- _PROBLEM DETAILS_: Every entry, from first to last, must be written out exactly.
(Beginning of SOURCE MATERIAL)
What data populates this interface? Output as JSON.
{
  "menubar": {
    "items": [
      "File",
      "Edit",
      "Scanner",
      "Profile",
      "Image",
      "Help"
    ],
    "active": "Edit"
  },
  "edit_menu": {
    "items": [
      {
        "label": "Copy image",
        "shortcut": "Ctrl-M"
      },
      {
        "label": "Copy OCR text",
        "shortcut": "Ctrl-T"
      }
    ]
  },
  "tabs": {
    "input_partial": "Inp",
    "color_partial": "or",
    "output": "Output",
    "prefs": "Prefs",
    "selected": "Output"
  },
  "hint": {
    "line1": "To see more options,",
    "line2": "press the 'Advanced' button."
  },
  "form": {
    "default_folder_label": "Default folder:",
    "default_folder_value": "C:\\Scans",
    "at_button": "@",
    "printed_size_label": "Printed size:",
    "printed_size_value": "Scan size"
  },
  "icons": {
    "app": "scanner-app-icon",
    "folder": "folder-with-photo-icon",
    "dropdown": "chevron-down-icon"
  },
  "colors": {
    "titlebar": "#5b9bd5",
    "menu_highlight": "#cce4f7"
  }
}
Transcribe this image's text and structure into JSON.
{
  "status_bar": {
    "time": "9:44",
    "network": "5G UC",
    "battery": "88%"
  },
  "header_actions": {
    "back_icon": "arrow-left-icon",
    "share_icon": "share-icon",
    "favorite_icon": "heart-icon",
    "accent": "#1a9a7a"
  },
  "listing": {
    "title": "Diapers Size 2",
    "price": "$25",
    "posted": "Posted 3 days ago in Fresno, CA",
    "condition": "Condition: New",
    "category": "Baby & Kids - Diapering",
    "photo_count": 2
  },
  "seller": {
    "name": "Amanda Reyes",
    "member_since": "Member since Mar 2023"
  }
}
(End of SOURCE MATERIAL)
- _SOLUTION_:
What data populates this interface? Output as JSON.
{
  "menubar": {
    "items": [
      "File",
      "Edit",
      "Scanner",
      "Profile",
      "Image",
      "Help"
    ],
    "active": "Edit"
  },
  "edit_menu": {
    "items": [
      {
        "label": "Copy image",
        "shortcut": "Ctrl-M"
      },
      {
        "label": "Copy OCR text",
        "shortcut": "Ctrl-T"
      }
    ]
  },
  "tabs": {
    "input_partial": "Inp",
    "color_partial": "or",
    "output": "Output",
    "prefs": "Prefs",
    "selected": "Output"
  },
  "hint": {
    "line1": "To see more options,",
    "line2": "press the 'Advanced' button."
  },
  "form": {
    "default_folder_label": "Default folder:",
    "default_folder_value": "C:\\Scans",
    "at_button": "@",
    "printed_size_label": "Printed size:",
    "printed_size_value": "Scan size"
  },
  "icons": {
    "app": "scanner-app-icon",
    "folder": "folder-with-photo-icon",
    "dropdown": "chevron-down-icon"
  },
  "colors": {
    "titlebar": "#5b9bd5",
    "menu_highlight": "#cce4f7"
  }
}
Transcribe this image's text and structure into JSON.
{
  "status_bar": {
    "time": "9:44",
    "network": "5G UC",
    "battery": "88%"
  },
  "header_actions": {
    "back_icon": "arrow-left-icon",
    "share_icon": "share-icon",
    "favorite_icon": "heart-icon",
    "accent": "#1a9a7a"
  },
  "listing": {
    "title": "Diapers Size 2",
    "price": "$25",
    "posted": "Posted 3 days ago in Fresno, CA",
    "condition": "Condition: New",
    "category": "Baby & Kids - Diapering",
    "photo_count": 2
  },
  "seller": {
    "name": "Amanda Reyes",
    "member_since": "Member since Mar 2023"
  }
}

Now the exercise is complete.